Component data from apps and pages
◇ ◇ ◇ ◇

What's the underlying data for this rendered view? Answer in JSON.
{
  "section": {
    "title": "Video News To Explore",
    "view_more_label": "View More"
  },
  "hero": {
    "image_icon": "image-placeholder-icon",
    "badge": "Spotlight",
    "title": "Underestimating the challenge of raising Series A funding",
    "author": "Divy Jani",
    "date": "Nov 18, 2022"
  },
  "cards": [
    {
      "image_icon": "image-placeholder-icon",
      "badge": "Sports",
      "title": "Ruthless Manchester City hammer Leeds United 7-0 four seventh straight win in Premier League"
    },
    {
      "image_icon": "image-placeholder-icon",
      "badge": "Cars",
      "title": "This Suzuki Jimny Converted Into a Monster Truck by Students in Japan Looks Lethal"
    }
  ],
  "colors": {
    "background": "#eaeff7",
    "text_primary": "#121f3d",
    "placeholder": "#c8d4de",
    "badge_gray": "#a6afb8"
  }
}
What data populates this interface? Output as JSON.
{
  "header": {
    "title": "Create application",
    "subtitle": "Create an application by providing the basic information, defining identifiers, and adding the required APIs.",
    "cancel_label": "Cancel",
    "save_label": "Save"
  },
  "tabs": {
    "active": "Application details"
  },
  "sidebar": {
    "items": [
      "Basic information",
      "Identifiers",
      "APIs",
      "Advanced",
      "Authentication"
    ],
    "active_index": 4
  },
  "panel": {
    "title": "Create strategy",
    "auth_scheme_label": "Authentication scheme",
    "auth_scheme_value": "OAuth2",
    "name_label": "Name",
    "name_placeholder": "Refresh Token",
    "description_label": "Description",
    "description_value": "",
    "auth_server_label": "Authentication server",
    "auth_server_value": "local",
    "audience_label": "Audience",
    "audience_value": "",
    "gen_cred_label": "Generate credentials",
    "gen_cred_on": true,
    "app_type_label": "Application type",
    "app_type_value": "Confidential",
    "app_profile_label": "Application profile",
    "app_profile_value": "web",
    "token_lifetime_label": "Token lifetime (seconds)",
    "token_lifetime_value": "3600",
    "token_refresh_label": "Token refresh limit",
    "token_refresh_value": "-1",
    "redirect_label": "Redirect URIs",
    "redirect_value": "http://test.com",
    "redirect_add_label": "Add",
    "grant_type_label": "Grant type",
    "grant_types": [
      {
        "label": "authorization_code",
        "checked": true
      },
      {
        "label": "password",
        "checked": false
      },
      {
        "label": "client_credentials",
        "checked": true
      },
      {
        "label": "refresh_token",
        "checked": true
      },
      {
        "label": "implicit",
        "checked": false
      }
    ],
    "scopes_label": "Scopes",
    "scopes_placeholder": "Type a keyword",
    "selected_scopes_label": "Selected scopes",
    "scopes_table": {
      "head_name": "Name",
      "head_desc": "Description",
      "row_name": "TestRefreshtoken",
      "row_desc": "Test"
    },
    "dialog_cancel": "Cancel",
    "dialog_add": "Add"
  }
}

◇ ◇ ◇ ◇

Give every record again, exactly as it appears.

Solution to the exercise:
What's the underlying data for this rendered view? Answer in JSON.
{
  "section": {
    "title": "Video News To Explore",
    "view_more_label": "View More"
  },
  "hero": {
    "image_icon": "image-placeholder-icon",
    "badge": "Spotlight",
    "title": "Underestimating the challenge of raising Series A funding",
    "author": "Divy Jani",
    "date": "Nov 18, 2022"
  },
  "cards": [
    {
      "image_icon": "image-placeholder-icon",
      "badge": "Sports",
      "title": "Ruthless Manchester City hammer Leeds United 7-0 four seventh straight win in Premier League"
    },
    {
      "image_icon": "image-placeholder-icon",
      "badge": "Cars",
      "title": "This Suzuki Jimny Converted Into a Monster Truck by Students in Japan Looks Lethal"
    }
  ],
  "colors": {
    "background": "#eaeff7",
    "text_primary": "#121f3d",
    "placeholder": "#c8d4de",
    "badge_gray": "#a6afb8"
  }
}
What data populates this interface? Output as JSON.
{
  "header": {
    "title": "Create application",
    "subtitle": "Create an application by providing the basic information, defining identifiers, and adding the required APIs.",
    "cancel_label": "Cancel",
    "save_label": "Save"
  },
  "tabs": {
    "active": "Application details"
  },
  "sidebar": {
    "items": [
      "Basic information",
      "Identifiers",
      "APIs",
      "Advanced",
      "Authentication"
    ],
    "active_index": 4
  },
  "panel": {
    "title": "Create strategy",
    "auth_scheme_label": "Authentication scheme",
    "auth_scheme_value": "OAuth2",
    "name_label": "Name",
    "name_placeholder": "Refresh Token",
    "description_label": "Description",
    "description_value": "",
    "auth_server_label": "Authentication server",
    "auth_server_value": "local",
    "audience_label": "Audience",
    "audience_value": "",
    "gen_cred_label": "Generate credentials",
    "gen_cred_on": true,
    "app_type_label": "Application type",
    "app_type_value": "Confidential",
    "app_profile_label": "Application profile",
    "app_profile_value": "web",
    "token_lifetime_label": "Token lifetime (seconds)",
    "token_lifetime_value": "3600",
    "token_refresh_label": "Token refresh limit",
    "token_refresh_value": "-1",
    "redirect_label": "Redirect URIs",
    "redirect_value": "http://test.com",
    "redirect_add_label": "Add",
    "grant_type_label": "Grant type",
    "grant_types": [
      {
        "label": "authorization_code",
        "checked": true
      },
      {
        "label": "password",
        "checked": false
      },
      {
        "label": "client_credentials",
        "checked": true
      },
      {
        "label": "refresh_token",
        "checked": true
      },
      {
        "label": "implicit",
        "checked": false
      }
    ],
    "scopes_label": "Scopes",
    "scopes_placeholder": "Type a keyword",
    "selected_scopes_label": "Selected scopes",
    "scopes_table": {
      "head_name": "Name",
      "head_desc": "Description",
      "row_name": "TestRefreshtoken",
      "row_desc": "Test"
    },
    "dialog_cancel": "Cancel",
    "dialog_add": "Add"
  }
}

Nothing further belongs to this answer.